This article provides insight into the role of project controls and how it can help achieve an integrated approach used in new contracting methods.
Canada is a well-recognized leader of public-private partnerships (P3s) and continues to successfully deliver significant and complex P3s when used on the right projects. The P3 model typically shoulders most of the design and delivery risk onto the supply chain, and recent changes in the market have led to an increase in alternative procurement models being used to distribute this risk more evenly and gain other advantages to enable successful project outcomes.
In recent years, projects have become increasingly larger and more complex, leading to increased delivery challenges. These challenges, when combined with material and labour shortages and the rising cost of goods, have led to alternative contracting models such as alliancing and progressive design and build (DB) gaining popularity in the market.
These more collaborative contracts are focused first on building a relationship between the owner and the delivery team. They involve a collaborative “one team” culture, shared risk profile, open book policy and data transparency, all of which lay the foundation for securing mutually beneficial outcomes.
Data management is fundamental to success
These alternative contract models require a shift in data management requirements to effectively support the development and execution of the contract.
Significantly more data points will become available that need to be identified, tracked, and collated in a meaningful way to effectively support status reporting and decision-making through the life of the contract.
Crucial to the successful management of this data, and overall implementation of this newer, more progressive way of contracting, is to have an integrated project controls function to provide a single source of truth and heartbeat for the project.
The integrated project controls function continually measures, monitors and interprets inter-disciplinary data to meet the requirements of the stakeholders.

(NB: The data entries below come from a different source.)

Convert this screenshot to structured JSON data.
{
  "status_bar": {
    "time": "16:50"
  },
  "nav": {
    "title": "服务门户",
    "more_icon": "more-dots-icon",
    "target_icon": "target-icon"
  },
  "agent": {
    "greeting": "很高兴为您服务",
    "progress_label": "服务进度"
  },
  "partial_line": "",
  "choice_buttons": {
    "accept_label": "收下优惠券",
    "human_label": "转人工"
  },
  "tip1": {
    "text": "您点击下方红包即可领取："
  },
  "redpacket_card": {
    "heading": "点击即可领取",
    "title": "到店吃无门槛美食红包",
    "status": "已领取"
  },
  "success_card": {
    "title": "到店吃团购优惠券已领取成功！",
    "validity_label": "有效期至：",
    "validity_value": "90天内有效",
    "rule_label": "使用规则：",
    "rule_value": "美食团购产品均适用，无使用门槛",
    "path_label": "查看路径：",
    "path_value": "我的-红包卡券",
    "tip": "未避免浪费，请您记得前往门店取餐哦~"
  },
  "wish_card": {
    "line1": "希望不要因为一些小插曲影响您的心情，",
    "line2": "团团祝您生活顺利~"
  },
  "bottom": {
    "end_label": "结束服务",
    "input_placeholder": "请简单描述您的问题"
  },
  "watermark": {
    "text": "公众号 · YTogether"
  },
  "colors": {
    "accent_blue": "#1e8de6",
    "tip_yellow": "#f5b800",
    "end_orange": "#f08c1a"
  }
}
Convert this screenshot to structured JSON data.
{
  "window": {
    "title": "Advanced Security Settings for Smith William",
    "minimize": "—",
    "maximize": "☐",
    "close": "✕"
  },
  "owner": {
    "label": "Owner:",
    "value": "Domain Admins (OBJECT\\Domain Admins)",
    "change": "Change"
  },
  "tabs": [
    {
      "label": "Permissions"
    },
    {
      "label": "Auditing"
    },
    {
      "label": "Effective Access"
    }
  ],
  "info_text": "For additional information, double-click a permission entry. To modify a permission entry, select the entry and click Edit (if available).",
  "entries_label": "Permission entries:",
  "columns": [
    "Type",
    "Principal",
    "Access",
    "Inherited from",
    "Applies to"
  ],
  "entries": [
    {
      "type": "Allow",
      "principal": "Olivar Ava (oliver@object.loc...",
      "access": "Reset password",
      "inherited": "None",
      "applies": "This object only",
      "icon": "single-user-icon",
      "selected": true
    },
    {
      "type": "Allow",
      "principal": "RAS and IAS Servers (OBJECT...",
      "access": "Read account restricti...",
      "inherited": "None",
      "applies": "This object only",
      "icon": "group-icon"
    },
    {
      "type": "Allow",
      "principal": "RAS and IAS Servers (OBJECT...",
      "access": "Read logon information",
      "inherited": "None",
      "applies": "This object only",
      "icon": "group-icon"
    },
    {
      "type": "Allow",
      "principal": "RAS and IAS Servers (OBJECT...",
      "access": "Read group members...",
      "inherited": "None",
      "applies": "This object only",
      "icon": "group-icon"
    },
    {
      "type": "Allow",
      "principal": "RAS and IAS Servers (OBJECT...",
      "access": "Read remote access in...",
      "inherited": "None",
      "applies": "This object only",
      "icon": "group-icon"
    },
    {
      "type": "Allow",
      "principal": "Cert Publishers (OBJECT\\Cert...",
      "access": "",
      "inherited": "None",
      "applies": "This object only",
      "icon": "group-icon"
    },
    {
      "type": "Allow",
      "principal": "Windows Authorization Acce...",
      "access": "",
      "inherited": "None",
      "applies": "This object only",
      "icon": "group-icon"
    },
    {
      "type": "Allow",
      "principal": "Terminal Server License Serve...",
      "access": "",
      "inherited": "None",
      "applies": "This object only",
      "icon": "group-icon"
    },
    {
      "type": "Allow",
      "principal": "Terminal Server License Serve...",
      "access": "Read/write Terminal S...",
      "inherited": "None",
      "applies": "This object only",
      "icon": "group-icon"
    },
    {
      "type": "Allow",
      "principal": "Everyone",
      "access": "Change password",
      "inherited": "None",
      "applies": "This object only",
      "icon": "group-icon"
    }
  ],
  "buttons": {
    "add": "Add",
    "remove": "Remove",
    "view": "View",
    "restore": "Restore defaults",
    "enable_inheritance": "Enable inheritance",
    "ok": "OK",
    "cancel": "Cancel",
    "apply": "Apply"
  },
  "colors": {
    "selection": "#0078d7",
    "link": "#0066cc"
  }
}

By establishing an integrated project controls function from the outset, information can be organized and understood to better guide the project strategy, to define the delivery plan and ultimately inform the owner’s decision on how to proceed with the project through its lifecycle.
Cutting through complexity
When an alliance or progressive DB contract type is selected, the chosen delivery team will often be entering into a contract with an immature design, high-level budget and limited understanding of the delivery risk.
Their first tasks involve working with the owner to develop the design, schedule and cost, typically on an open book cost reimbursable basis.
During the development phase, the owner will have better line of sight and access to more performance and cost data than would normally be the case under a P3/fixed price arrangement. To leverage the power of this information, an integrated project controls function can efficiently capture and analyze the available data to support the owner’s role as contract administrator. The project controls team plays an important role as the design is developed and the parties work together to collectively establish the scope, cost and delivery schedule by providing benchmarked data, data analysis and helping to plan the project in the most efficient way.
Risk and change management
Another fundamental role fulfilled by project controls is to develop and analyze the project risk profile, first identifying and assessing the risks and undertaking statistical analysis to determine the potential cost and schedule impact which then informs the contingency budget and allocation of responsibilities between the parties.
Taking the time to properly understand and assess risk is crucial in a contracting arrangement which shares risk between the owner and delivery team and in some cases rewards the contractor for effectively managing their risk within budget.
Given the nature of these contracting methods, a high volume of change is expected, especially in the early stages as the project develops. An integrated project controls approach is required to ensure these changes are accurately identified, quantified, reviewed and implemented to maintain a current and accurate position in terms of scope, cost and schedule.
Looking to the future
This shift in contracting approach is an exciting development for Canada. It presents an opportunity to bring the best elements, and the learnings, from the early adopters of the strategy in the United Kingdom, Australia and elsewhere in the world. Although success with collaborative contracts has been demonstrated in these markets, there are fundamental building blocks required to support that success and a holistic, detailed and integrated project controls approach goes to the heart of the model and its success.
Michelle Throssell is a director with Turner & Townsend. Throssell leads Turner & Townsend’s project controls group in Canada. Send Industry Perspectives Op-Ed comments and column ideas to firstname.lastname@example.org.